(Dataset records)
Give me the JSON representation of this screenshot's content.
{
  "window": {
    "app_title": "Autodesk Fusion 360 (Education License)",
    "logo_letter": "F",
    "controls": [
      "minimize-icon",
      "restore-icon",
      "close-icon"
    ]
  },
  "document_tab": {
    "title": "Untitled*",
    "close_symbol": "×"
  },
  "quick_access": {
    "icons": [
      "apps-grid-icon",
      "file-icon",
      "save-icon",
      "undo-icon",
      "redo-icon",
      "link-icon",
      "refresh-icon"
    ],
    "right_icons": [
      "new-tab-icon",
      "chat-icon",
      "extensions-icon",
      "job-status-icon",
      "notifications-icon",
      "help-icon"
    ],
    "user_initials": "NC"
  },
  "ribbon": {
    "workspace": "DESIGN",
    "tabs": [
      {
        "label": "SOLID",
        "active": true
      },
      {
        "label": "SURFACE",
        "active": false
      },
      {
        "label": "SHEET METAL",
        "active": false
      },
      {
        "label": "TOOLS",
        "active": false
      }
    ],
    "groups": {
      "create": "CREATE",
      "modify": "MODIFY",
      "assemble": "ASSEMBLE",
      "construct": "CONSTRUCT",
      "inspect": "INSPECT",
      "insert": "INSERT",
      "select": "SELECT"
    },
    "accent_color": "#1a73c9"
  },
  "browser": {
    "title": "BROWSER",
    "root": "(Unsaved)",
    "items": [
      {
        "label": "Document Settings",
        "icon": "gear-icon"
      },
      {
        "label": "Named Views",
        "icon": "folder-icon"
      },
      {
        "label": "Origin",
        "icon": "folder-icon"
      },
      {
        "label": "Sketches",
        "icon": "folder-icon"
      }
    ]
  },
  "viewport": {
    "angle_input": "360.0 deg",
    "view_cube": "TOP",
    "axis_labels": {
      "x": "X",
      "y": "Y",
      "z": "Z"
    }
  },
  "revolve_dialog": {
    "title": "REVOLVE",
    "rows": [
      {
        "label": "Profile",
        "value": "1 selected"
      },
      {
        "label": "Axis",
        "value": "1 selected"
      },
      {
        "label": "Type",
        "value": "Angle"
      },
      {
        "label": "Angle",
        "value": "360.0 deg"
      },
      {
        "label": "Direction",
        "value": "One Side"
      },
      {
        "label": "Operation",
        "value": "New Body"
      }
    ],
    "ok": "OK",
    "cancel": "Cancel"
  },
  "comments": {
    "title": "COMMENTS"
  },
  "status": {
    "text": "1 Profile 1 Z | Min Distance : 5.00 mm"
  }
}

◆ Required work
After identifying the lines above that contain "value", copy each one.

◆ Response to this task
        "value": "1 selected"
        "value": "1 selected"
        "value": "Angle"
        "value": "360.0 deg"
        "value": "One Side"
        "value": "New Body"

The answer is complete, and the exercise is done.